TO DO:
Where an entry below contains an image, skip the image and copy the rest exactly.

INPUT:
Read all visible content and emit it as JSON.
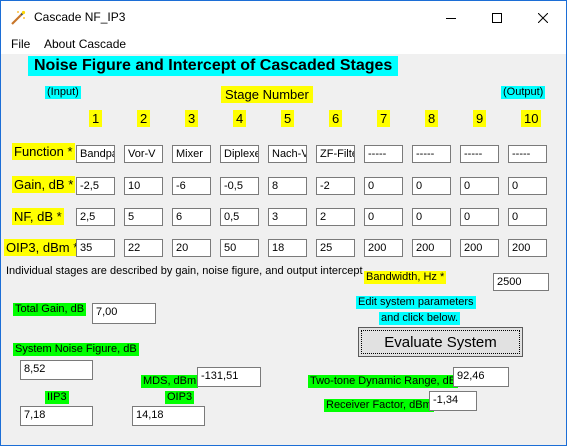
{
  "window": {
    "title": "Cascade NF_IP3"
  },
  "menu": {
    "file": "File",
    "about": "About Cascade"
  },
  "heading": "Noise Figure and Intercept of Cascaded Stages",
  "labels": {
    "input": "(Input)",
    "output": "(Output)",
    "stage_number": "Stage Number",
    "function": "Function *",
    "gain": "Gain, dB *",
    "nf": "NF, dB *",
    "oip3": "OIP3, dBm *",
    "description": "Individual stages are described by gain, noise figure, and output intercept .",
    "bandwidth": "Bandwidth, Hz *",
    "edit_line1": "Edit system parameters",
    "edit_line2": "and click below.",
    "total_gain": "Total Gain, dB",
    "system_nf": "System Noise Figure, dB",
    "mds": "MDS, dBm",
    "iip3": "IIP3",
    "oip3_result": "OIP3",
    "two_tone": "Two-tone Dynamic Range, dB",
    "receiver_factor": "Receiver Factor, dBm"
  },
  "stages": [
    "1",
    "2",
    "3",
    "4",
    "5",
    "6",
    "7",
    "8",
    "9",
    "10"
  ],
  "functions": [
    "Bandpa",
    "Vor-V",
    "Mixer",
    "Diplexer",
    "Nach-V",
    "ZF-Filte",
    "-----",
    "-----",
    "-----",
    "-----"
  ],
  "gains": [
    "-2,5",
    "10",
    "-6",
    "-0,5",
    "8",
    "-2",
    "0",
    "0",
    "0",
    "0"
  ],
  "nfs": [
    "2,5",
    "5",
    "6",
    "0,5",
    "3",
    "2",
    "0",
    "0",
    "0",
    "0"
  ],
  "oip3s": [
    "35",
    "22",
    "20",
    "50",
    "18",
    "25",
    "200",
    "200",
    "200",
    "200"
  ],
  "bandwidth_value": "2500",
  "evaluate_button": "Evaluate System",
  "results": {
    "total_gain": "7,00",
    "system_nf": "8,52",
    "mds": "-131,51",
    "iip3": "7,18",
    "oip3": "14,18",
    "two_tone": "92,46",
    "receiver_factor": "-1,34"
  },
  "icons": {
    "app": "wand-icon",
    "minimize": "minimize-icon",
    "maximize": "maximize-icon",
    "close": "close-icon"
  },
  "colors": {
    "cyan": "#00ffff",
    "yellow": "#ffff00",
    "green": "#00ff00",
    "border": "#1c6ed6"
  }
}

EXERCISE OUTPUT:
Read all visible content and emit it as JSON.
{
  "window": {
    "title": "Cascade NF_IP3"
  },
  "menu": {
    "file": "File",
    "about": "About Cascade"
  },
  "heading": "Noise Figure and Intercept of Cascaded Stages",
  "labels": {
    "input": "(Input)",
    "output": "(Output)",
    "stage_number": "Stage Number",
    "function": "Function *",
    "gain": "Gain, dB *",
    "nf": "NF, dB *",
    "oip3": "OIP3, dBm *",
    "description": "Individual stages are described by gain, noise figure, and output intercept .",
    "bandwidth": "Bandwidth, Hz *",
    "edit_line1": "Edit system parameters",
    "edit_line2": "and click below.",
    "total_gain": "Total Gain, dB",
    "system_nf": "System Noise Figure, dB",
    "mds": "MDS, dBm",
    "iip3": "IIP3",
    "oip3_result": "OIP3",
    "two_tone": "Two-tone Dynamic Range, dB",
    "receiver_factor": "Receiver Factor, dBm"
  },
  "stages": [
    "1",
    "2",
    "3",
    "4",
    "5",
    "6",
    "7",
    "8",
    "9",
    "10"
  ],
  "functions": [
    "Bandpa",
    "Vor-V",
    "Mixer",
    "Diplexer",
    "Nach-V",
    "ZF-Filte",
    "-----",
    "-----",
    "-----",
    "-----"
  ],
  "gains": [
    "-2,5",
    "10",
    "-6",
    "-0,5",
    "8",
    "-2",
    "0",
    "0",
    "0",
    "0"
  ],
  "nfs": [
    "2,5",
    "5",
    "6",
    "0,5",
    "3",
    "2",
    "0",
    "0",
    "0",
    "0"
  ],
  "oip3s": [
    "35",
    "22",
    "20",
    "50",
    "18",
    "25",
    "200",
    "200",
    "200",
    "200"
  ],
  "bandwidth_value": "2500",
  "evaluate_button": "Evaluate System",
  "results": {
    "total_gain": "7,00",
    "system_nf": "8,52",
    "mds": "-131,51",
    "iip3": "7,18",
    "oip3": "14,18",
    "two_tone": "92,46",
    "receiver_factor": "-1,34"
  },
  "icons": {
    "app": "wand-icon",
    "minimize": "minimize-icon",
    "maximize": "maximize-icon",
    "close": "close-icon"
  },
  "colors": {
    "cyan": "#00ffff",
    "yellow": "#ffff00",
    "green": "#00ff00",
    "border": "#1c6ed6"
  }
}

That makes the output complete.